has released version 6.06 LTS codenamed "Dapper Drake". Ubuntu is an easy to install and use, but powerful linux
distribution. I had installed Ubuntu on my old basement PC, but wanted to try it on modern hardware. So I decided that since I still occasionally seem to need Windows for things like syncing with my MP3 player, I would "multiboot" my upstairs PC. I used a bootable CD called GParted
to resize my hard disk. My HDD is 200 GB in size. Previously about 194 of it was for Windows, and 6 was for the recovery partion. Now I resized everything and gave Linux 40 GB and gave 1 GB for use as a Unix swap file (Linux, BSD, and other Unix-Like OS'S use a section of the HDD for swap so that if the RAM is filled, it can use the hard disk, Windows uses a swap file rather than a partion). Then, since I prefere KDE over Gnome (both are desktop environments, each just looks different, but they do the same thing) I chose to use the KDE based Kubuntu
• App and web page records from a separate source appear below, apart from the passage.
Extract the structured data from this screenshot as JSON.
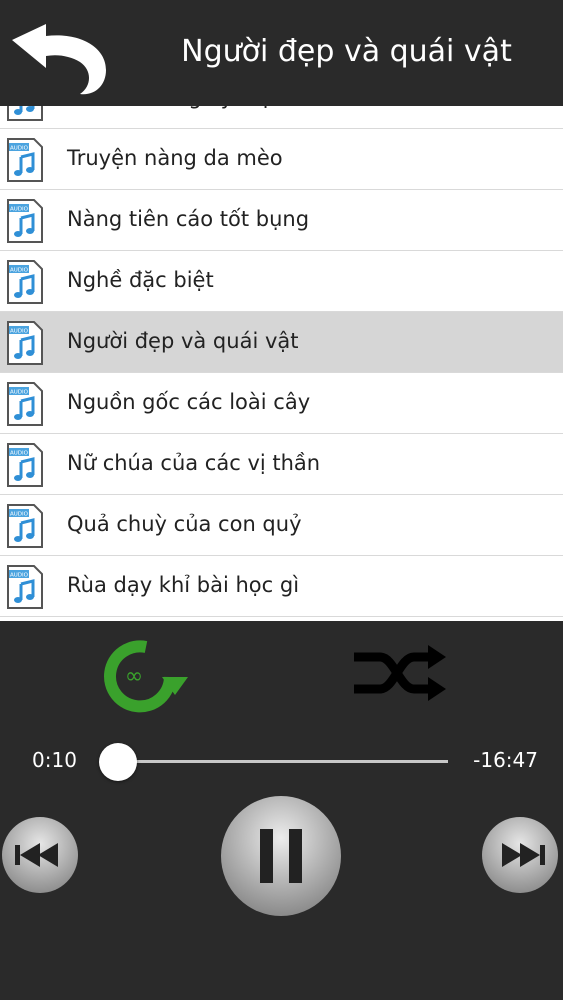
{
  "header": {
    "title": "Người đẹp và quái vật",
    "back_icon": "undo-arrow-icon"
  },
  "playlist": {
    "file_icon": "audio-file-icon",
    "selected_index": 4,
    "items": [
      {
        "label": "Mái tóc vàng kỳ diệu"
      },
      {
        "label": "Truyện nàng da mèo"
      },
      {
        "label": "Nàng tiên cáo tốt bụng"
      },
      {
        "label": "Nghề đặc biệt"
      },
      {
        "label": "Người đẹp và quái vật"
      },
      {
        "label": "Nguồn gốc các loài cây"
      },
      {
        "label": "Nữ chúa của các vị thần"
      },
      {
        "label": "Quả chuỳ của con quỷ"
      },
      {
        "label": "Rùa dạy khỉ bài học gì"
      }
    ]
  },
  "player": {
    "elapsed": "0:10",
    "remaining": "-16:47",
    "progress_fraction": 0.0,
    "repeat_icon": "repeat-infinite-icon",
    "shuffle_icon": "shuffle-icon",
    "prev_icon": "previous-track-icon",
    "play_icon": "pause-icon",
    "next_icon": "next-track-icon"
  },
  "colors": {
    "bar_background": "#2a2a2a",
    "accent_green": "#3aa12c",
    "selected_row": "#d6d6d6"
  }
}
version. New users may prefer gnome though. I was impressed. Unlike the old installer CD, the new one is run via a "live" demo CD. The live CD boots from the CD drive into linux, and gives you the option of installing to the HDD. I should mention, that to multiboot, when installing and trying to multiboot, do not just keep hiting next. When you get to the partioner, stop and manually edit things. Ubuntu needs 1 partion formated as ext2 or ext3, and a swap (give about 512 mb for basic use, if you program or do heavy video editing, you may choose to give 1-2 GB of swap. I advise setting this up using GParted). Tell it to set the ext3 (I reccomend 3 over 2) partion to be the active one. Then just let it install.
Once again, when it gets to the partioner, DO NOT TELL IT TO ERASE THE ENTIRE HARD DISK.
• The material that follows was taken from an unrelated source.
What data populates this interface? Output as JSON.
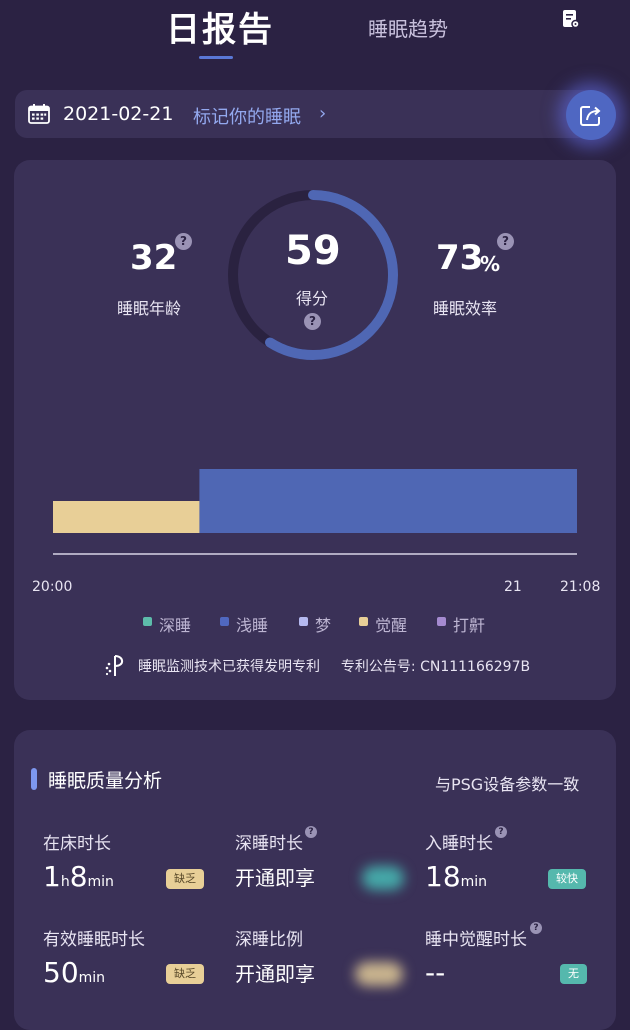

If your lucky, linux will detect all hardware and properly set itself up. Laptops tend to be picky, as some Wi-Fi cards are not supported, and sometimes getting suspention to occour when the lid is closed is sometimes hard.